[Data about app and page elements]
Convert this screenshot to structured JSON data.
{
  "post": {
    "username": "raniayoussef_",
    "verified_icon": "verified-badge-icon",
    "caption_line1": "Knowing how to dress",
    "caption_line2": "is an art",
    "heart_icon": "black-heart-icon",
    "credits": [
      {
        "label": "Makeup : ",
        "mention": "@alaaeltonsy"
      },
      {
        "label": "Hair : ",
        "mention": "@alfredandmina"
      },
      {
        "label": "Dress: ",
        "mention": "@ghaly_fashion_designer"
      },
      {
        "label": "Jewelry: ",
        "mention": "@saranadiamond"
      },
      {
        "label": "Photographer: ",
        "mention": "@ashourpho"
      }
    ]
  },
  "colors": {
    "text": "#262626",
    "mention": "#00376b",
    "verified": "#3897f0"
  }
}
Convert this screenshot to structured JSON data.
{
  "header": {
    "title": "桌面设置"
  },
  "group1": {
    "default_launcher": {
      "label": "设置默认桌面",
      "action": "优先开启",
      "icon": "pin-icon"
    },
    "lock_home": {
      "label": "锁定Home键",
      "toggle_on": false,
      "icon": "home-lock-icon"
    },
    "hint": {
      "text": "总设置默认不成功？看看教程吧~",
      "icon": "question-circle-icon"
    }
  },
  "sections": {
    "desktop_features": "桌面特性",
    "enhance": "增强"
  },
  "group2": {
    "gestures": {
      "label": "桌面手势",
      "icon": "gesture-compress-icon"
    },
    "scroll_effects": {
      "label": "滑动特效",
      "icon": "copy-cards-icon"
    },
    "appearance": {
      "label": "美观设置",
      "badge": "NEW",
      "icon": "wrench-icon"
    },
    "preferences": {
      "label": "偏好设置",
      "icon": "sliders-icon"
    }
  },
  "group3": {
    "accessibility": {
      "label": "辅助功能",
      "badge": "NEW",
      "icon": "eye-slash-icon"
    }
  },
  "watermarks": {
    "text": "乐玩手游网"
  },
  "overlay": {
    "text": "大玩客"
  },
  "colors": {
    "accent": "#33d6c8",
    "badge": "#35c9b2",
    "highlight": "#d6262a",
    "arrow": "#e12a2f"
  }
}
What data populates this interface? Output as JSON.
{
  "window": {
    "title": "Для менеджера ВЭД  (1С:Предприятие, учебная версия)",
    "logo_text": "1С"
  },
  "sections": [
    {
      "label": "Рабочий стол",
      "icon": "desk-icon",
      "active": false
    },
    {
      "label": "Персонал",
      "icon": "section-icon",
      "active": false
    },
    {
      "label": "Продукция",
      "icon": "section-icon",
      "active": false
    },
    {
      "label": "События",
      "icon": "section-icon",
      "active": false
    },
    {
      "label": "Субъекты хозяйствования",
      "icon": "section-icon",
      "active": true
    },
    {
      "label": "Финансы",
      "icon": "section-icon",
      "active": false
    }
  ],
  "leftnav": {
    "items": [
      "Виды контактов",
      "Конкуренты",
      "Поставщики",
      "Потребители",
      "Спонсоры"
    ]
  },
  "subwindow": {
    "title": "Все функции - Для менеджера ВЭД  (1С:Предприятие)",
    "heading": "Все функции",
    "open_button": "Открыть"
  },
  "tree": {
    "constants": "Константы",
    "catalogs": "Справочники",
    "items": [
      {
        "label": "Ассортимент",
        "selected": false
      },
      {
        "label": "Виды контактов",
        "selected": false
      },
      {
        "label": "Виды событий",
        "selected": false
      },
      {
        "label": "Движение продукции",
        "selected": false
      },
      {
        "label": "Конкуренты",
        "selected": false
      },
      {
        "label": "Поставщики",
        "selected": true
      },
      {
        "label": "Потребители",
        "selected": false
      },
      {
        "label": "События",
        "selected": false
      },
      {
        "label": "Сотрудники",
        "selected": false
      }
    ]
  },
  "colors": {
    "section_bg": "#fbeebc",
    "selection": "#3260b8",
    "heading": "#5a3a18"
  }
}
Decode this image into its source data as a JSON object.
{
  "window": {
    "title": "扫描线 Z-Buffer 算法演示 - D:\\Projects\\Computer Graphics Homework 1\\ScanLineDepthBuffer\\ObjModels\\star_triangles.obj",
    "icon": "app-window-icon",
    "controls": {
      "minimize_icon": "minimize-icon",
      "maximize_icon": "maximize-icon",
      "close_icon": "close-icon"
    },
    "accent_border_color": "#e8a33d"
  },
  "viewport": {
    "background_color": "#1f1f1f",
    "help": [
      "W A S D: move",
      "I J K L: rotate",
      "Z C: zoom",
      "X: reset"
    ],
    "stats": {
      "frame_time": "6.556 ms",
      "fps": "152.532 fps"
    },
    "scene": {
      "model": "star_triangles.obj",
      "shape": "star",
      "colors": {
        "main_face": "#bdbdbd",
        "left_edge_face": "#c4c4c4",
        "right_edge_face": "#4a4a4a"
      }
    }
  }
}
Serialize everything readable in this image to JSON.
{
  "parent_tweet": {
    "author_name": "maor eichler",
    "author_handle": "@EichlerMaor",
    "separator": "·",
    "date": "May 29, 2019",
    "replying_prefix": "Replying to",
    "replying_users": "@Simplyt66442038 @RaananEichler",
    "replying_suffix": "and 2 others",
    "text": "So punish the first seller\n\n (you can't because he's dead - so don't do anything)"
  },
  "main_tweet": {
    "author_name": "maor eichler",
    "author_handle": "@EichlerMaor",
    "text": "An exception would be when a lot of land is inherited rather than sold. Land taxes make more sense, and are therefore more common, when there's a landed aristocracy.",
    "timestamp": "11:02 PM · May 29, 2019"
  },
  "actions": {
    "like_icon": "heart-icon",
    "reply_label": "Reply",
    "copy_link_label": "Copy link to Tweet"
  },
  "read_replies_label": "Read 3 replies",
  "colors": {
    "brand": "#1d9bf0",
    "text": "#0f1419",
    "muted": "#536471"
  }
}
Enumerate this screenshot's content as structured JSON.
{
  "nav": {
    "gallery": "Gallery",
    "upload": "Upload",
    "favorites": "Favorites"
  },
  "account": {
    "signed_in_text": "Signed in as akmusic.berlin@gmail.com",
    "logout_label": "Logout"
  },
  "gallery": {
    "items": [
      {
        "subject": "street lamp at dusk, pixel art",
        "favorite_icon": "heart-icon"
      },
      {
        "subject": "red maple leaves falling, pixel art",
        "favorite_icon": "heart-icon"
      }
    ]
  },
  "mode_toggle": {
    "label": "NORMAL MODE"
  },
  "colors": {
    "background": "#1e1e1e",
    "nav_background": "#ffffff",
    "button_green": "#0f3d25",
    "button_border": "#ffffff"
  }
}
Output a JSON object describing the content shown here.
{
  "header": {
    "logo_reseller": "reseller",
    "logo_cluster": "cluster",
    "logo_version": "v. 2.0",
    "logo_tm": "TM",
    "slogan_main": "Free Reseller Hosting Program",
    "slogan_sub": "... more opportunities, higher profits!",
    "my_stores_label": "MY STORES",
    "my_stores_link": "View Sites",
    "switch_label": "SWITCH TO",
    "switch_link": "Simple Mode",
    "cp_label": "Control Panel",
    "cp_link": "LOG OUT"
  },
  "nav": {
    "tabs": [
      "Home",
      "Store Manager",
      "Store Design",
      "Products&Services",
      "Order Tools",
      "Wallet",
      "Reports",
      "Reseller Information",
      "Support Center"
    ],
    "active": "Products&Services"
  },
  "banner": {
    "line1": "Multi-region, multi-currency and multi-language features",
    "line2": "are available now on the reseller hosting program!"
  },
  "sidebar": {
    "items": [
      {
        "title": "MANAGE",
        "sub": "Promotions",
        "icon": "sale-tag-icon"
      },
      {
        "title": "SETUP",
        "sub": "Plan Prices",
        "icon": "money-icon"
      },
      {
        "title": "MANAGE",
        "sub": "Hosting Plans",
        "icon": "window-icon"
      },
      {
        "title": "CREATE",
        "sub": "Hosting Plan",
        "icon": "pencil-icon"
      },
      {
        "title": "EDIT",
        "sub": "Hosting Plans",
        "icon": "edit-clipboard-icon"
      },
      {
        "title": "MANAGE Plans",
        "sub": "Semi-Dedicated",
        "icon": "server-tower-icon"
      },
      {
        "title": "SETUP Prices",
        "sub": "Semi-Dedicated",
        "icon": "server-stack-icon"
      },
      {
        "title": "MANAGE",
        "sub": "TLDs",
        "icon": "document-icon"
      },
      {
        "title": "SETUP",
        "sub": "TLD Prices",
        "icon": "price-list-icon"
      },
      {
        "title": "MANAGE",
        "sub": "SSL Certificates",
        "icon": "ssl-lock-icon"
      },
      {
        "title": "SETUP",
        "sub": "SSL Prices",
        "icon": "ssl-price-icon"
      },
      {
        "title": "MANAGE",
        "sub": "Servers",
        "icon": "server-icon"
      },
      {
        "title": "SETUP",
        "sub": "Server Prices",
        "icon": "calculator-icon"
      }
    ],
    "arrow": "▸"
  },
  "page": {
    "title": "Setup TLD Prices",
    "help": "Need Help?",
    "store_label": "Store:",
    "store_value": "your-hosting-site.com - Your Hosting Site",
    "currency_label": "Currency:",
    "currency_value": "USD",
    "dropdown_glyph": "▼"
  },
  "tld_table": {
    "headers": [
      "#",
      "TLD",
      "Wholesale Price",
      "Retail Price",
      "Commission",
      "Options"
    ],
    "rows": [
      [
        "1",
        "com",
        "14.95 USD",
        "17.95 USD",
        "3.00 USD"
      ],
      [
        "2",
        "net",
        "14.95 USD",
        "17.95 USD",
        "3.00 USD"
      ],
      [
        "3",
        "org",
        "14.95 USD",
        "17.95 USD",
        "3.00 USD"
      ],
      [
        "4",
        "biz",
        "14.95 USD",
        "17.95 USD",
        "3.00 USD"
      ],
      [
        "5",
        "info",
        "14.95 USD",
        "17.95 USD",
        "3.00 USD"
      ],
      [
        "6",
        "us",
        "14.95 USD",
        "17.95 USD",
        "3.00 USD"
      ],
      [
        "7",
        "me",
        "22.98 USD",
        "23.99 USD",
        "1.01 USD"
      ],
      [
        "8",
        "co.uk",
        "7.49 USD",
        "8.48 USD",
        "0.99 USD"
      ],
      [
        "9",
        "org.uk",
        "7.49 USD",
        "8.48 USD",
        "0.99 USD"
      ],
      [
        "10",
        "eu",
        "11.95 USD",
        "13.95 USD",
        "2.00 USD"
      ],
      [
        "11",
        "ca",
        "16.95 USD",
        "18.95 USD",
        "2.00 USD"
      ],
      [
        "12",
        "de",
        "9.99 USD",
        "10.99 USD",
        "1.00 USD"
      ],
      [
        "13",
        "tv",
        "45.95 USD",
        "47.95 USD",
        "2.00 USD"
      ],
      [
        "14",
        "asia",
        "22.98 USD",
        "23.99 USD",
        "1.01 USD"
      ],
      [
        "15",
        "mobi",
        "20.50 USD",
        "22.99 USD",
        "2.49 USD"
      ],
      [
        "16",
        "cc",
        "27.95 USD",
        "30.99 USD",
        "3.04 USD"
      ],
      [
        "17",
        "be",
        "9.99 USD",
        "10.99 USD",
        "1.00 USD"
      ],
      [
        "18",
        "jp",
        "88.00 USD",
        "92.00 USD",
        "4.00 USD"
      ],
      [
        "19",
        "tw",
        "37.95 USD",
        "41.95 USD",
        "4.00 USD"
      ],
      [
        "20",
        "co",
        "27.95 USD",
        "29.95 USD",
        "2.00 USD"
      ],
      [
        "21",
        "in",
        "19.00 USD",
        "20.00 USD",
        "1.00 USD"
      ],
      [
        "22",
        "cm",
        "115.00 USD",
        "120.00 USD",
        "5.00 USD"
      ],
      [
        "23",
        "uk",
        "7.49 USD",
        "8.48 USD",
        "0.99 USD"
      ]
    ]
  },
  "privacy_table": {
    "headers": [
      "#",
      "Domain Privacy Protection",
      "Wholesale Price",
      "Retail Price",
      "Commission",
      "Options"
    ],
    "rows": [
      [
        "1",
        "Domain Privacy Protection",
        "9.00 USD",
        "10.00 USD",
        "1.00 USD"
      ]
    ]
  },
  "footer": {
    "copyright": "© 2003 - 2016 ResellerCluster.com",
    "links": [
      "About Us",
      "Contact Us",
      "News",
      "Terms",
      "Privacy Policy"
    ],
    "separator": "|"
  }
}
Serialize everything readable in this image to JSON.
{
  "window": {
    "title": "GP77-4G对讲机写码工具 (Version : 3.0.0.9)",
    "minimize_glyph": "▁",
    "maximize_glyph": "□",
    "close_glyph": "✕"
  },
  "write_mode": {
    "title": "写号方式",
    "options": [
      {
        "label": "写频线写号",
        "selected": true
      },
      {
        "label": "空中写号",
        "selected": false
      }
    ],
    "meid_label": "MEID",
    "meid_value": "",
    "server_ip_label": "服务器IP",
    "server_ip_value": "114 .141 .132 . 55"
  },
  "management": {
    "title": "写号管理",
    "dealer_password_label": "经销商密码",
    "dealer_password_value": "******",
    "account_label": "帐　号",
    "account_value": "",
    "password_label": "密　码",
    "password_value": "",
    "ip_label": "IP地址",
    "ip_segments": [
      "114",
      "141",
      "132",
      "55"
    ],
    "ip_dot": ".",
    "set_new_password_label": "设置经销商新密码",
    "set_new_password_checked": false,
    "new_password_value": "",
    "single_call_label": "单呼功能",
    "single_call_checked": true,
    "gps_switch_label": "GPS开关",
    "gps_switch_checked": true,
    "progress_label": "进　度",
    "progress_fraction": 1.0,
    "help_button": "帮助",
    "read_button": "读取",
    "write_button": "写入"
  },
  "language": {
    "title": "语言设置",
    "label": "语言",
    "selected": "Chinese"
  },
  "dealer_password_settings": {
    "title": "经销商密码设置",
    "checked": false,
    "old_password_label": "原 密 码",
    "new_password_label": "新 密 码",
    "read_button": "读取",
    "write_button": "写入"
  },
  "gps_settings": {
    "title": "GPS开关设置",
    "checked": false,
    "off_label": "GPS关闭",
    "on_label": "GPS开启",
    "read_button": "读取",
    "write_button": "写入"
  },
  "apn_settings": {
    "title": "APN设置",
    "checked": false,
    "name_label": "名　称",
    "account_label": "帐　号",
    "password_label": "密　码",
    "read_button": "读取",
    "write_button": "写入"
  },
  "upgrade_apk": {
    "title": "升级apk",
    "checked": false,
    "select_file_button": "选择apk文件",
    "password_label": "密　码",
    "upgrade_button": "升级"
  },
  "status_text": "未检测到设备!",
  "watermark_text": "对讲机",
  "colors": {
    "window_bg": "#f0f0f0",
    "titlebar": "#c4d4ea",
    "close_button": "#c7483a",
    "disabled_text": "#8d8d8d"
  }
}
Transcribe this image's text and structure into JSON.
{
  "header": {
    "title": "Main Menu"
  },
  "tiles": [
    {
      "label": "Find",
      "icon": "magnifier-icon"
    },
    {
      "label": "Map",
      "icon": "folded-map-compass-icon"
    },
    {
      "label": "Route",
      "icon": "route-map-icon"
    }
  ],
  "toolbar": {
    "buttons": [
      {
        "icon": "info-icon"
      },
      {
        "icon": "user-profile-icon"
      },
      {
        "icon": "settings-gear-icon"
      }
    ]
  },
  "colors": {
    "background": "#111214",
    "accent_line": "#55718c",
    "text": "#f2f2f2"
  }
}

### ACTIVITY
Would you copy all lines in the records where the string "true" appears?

### WRITTEN REPLY
      "active": true
        "selected": true
        "selected": true
    "single_call_checked": true,
    "gps_switch_checked": true,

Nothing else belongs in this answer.